On the other side of the mountain lies the Gremundener Maar, the shores of which are not barren and waste land, like those of the middle lake, but it is surrounded by a dark wreath of woods whose tops are mirrored in the crystal water. Farther to the south, near the villages of Gillenfeld and Meerfeld, there are more lakes.
The grandest picture of these ancient events is offered by the Mosenberg, near Manderscheid, a mighty volcano which commands an extensive view of the country. Two old craters lie on its double top, one of which has fallen in, forming a short rocky valley, but the other retains its original regular shape. In the circular funnel, whose walls consist of masses of lava stone, rests a quiet, black lake, that looks very mysterious to the wanderer. Only low juniper bushes grow near the crater, bearing witness to the barrenness of the land. From the foot of this mountain an immense stream of lava, as wide and deep as a glacier, broke forth and flowed into the valley, where the end of the stream is still to be seen in a high, steep wall of rock.THE "CHEESE GROTTO" AT BERTRICH BATHS.
Similar sights are met all through this western volcanic region, and we can consider the mineral and acid springs, which are very numerous, as the last traces of the former disturbances, the products of the decomposition of the volcanic stones buried in the earth. At Bertrich Baths there are hot springs which were known to the Romans, for numerous antiquities dating from their time have been excavated here. Near these springs, at Bertrich, there is a "Cheese Grotto," which is a break through the foot of a stream of lava, the stones of which have not assumed the usual form of solidified columns, but have taken flat, round shapes which resemble the forms of cheeses.

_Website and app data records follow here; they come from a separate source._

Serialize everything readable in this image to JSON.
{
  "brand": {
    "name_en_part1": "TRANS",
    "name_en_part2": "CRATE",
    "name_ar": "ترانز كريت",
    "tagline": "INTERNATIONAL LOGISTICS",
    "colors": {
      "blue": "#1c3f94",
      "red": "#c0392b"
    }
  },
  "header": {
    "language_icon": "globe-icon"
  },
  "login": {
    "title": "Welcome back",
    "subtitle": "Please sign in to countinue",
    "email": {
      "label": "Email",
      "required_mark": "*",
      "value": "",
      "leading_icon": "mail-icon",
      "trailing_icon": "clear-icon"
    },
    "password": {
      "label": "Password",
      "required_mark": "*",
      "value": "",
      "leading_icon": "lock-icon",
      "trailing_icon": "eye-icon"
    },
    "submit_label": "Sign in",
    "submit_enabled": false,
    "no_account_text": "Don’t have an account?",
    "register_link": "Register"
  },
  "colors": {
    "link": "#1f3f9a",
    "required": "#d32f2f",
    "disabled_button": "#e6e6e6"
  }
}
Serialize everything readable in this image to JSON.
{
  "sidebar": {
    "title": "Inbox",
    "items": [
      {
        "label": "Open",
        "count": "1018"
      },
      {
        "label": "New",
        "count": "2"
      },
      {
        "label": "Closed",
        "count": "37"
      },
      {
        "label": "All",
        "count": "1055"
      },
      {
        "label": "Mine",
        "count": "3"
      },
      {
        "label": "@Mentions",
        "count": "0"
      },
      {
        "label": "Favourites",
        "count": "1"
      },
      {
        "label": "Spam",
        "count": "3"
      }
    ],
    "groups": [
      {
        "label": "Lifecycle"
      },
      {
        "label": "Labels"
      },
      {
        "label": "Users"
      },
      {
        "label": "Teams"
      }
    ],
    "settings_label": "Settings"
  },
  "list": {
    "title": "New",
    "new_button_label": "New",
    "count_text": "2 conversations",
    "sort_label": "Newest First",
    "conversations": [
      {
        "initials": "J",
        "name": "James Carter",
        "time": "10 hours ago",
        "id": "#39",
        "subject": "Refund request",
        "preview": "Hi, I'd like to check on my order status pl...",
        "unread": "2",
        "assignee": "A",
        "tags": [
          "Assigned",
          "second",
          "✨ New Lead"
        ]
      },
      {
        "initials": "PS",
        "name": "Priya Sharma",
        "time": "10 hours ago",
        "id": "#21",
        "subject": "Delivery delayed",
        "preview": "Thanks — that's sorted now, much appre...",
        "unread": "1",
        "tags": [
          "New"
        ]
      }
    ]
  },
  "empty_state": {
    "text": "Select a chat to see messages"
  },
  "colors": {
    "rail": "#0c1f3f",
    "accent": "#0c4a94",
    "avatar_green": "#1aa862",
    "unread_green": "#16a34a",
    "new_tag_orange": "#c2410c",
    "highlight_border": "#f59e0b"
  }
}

Now we have completed our wanderings, which required only a few days, although they extended over this whole volcanic region, and which end here on the Moselle. - Ueber Land und Meer; Allgemeine Illustrirte Zeitung.